As the sun set on Thursday 6 November 2014, so too disappeared the last rays of hope for Corporate Commercial Bank ("KTB"). One of Bulgaria's smallest banks in the early 2000s, KTB has since expanded rapidly to become its fourth largest lender, only to have its licence withdrawn. The Bulgarian National Bank ("BNB") took this step on 6 November 2014 and simultaneously applied to the Sofia City Court to initiate bankruptcy proceedings.
KTB has been shrouded in controversy since its management board were interrogated by the Prosecutor's Office at the start of June 2014. Rumours about the bank's financial state sparked a massive bank run, which saw hundreds of panicked depositors lining up outside KTB premises in Sofia, and the withdrawal of more than one-fifth of deposits in a week. KTB's majority stakeholder, Tsvetan Vassilev, was later indicted and accused of embezzling US$140 million from the bank. This culminated in KTB being forced to request "special supervision" from the BNB on 20 June 2014 to prevent any further depletion of its liquidity.
The liquidation of KTB is a heavy blow for Bulgaria, which has not witnessed a bank collapse since the late 1990s. Perhaps a heavier blow yet may have been dealt to investors. While depositors will have their investments protected to some degree through the depositor guarantee scheme, the same is not true of bondholders, shareholders and lenders. The bank's default on bonds held by international investors has already provoked them to write an open letter to the Bulgarian government, which warned of years of litigation and significantly increased expense should KTB be permitted to fail rather than be rescued.
However, a bailout now seems unlikely. While the Ministry of Finance and the BNB granted state aid to the tune of BGN 1.2 billion to another Bulgarian bank, First Investment Bank, after it too suffered bank runs in June 2014, no such support has been offered to KTB. Moreover, discussions with EPIC, the State General Reserve Fund of the Sultanate of Oman (an indirect holder of 30 percent of the voting stock of KTB) and Gemcorp (collectively the "Consortium"), to restructure KTB have come to nothing.

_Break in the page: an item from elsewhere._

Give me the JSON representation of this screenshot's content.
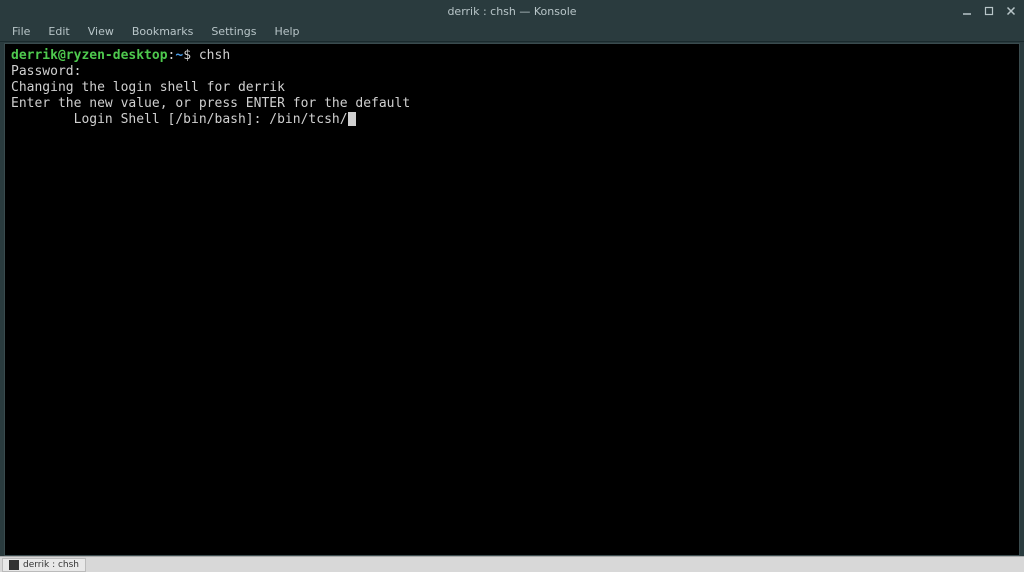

Many questions are likely to be raised in the wake of the financial and political fallout, including: how did KTB's metastatic balance sheet remain unnoticed by the BNB, particularly given its approval of KTB's acquisition of CB Victoria (previously Credit Agricole Bulgaria) in May 2014; what, if any, "rehabilitation" measures were explored by the BNB during its conservatorship; and why does BNB appear to have adopted such different approaches towards banks in similar positions?
One thing seems inevitable: KTB's failure will provoke a number of those affected to seek redress, ranging from contractual, fraud and/or company law claims by creditors and shareholders to treaty arbitration by international investors. In the first case, some claims may find their way in the English or the New York courts as well as the Bulgarian courts, depending on the dispute resolution and choice of law clauses in underlying contracts and creative lawyering. This may include actions for declaratory relief or relief from payment obligations procured by any alleged fraud, as well as claims by investors arising out of alleged misstatements or misselling. In the latter case, much will depend on the stakeholders' success in establishing that Bulgaria, acting through BNB and other organs such as the Prosecutor's Office or the police, failed to discharge its duties under investment treaties offering protection to international investors. Such duties include the obligation to provide fair and equitable treatment and not to discriminate between investors and investments in like circumstances. International law imposes responsibility on states both for their actions and omissions.